- TASK BRIEF: Copy out each line of the entries where the word "date" is present.

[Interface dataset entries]
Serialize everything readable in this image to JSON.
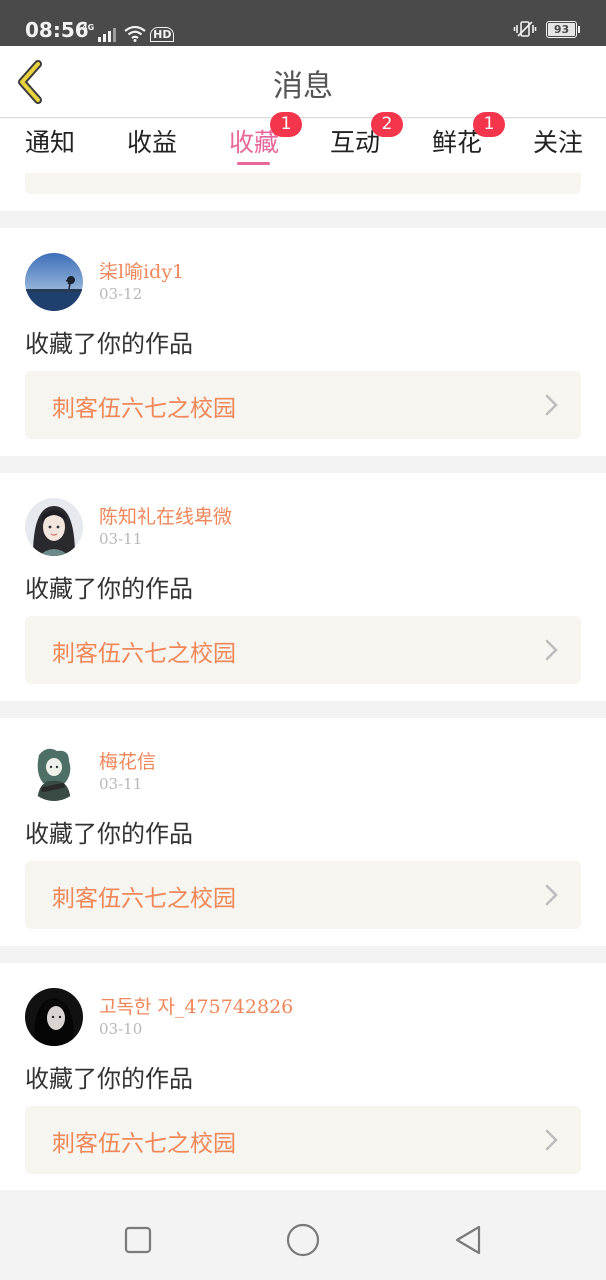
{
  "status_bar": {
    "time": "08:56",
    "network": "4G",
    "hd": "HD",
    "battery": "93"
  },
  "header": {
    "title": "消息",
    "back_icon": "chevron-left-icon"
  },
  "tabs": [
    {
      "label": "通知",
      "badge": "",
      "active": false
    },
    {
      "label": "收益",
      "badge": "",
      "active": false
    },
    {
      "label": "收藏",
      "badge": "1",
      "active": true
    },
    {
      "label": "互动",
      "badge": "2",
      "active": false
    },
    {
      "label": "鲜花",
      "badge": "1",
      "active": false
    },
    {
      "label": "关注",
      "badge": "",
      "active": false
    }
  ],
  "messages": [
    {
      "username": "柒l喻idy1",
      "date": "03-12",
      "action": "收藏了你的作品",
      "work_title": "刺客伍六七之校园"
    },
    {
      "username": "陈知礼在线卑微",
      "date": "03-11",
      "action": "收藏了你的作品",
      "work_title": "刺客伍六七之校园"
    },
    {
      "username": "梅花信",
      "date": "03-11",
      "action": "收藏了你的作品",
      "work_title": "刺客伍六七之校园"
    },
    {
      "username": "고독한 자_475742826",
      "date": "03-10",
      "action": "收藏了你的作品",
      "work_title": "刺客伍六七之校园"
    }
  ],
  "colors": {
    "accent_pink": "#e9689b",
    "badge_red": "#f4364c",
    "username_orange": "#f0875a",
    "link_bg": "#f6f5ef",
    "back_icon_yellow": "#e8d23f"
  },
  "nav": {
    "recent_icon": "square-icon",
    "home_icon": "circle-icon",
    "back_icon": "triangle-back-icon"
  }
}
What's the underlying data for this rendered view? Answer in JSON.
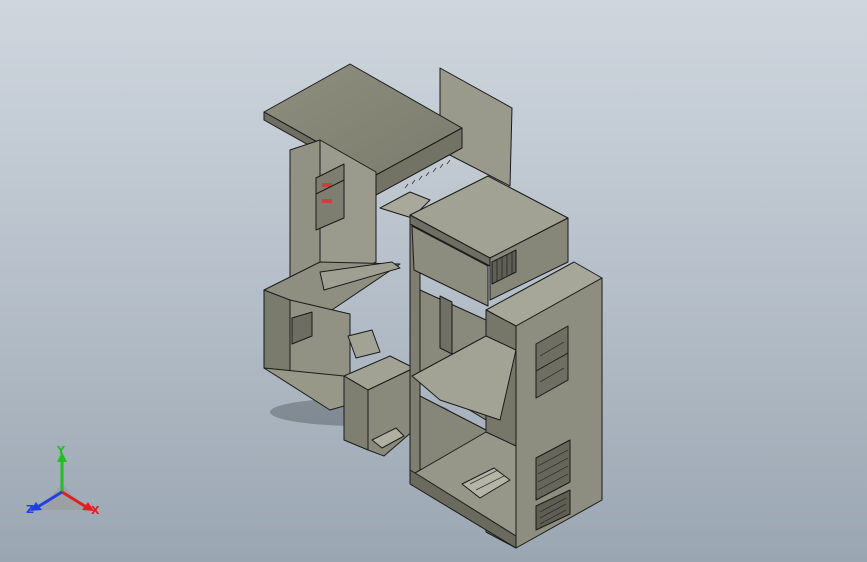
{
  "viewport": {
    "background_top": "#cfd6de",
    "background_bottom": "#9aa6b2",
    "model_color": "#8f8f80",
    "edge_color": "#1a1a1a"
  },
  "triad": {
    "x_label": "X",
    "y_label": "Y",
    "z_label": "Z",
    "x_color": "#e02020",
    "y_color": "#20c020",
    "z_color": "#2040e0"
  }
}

- TASK OUTPUT:
      "date": "03-12",
      "date": "03-11",
      "date": "03-11",
      "date": "03-10",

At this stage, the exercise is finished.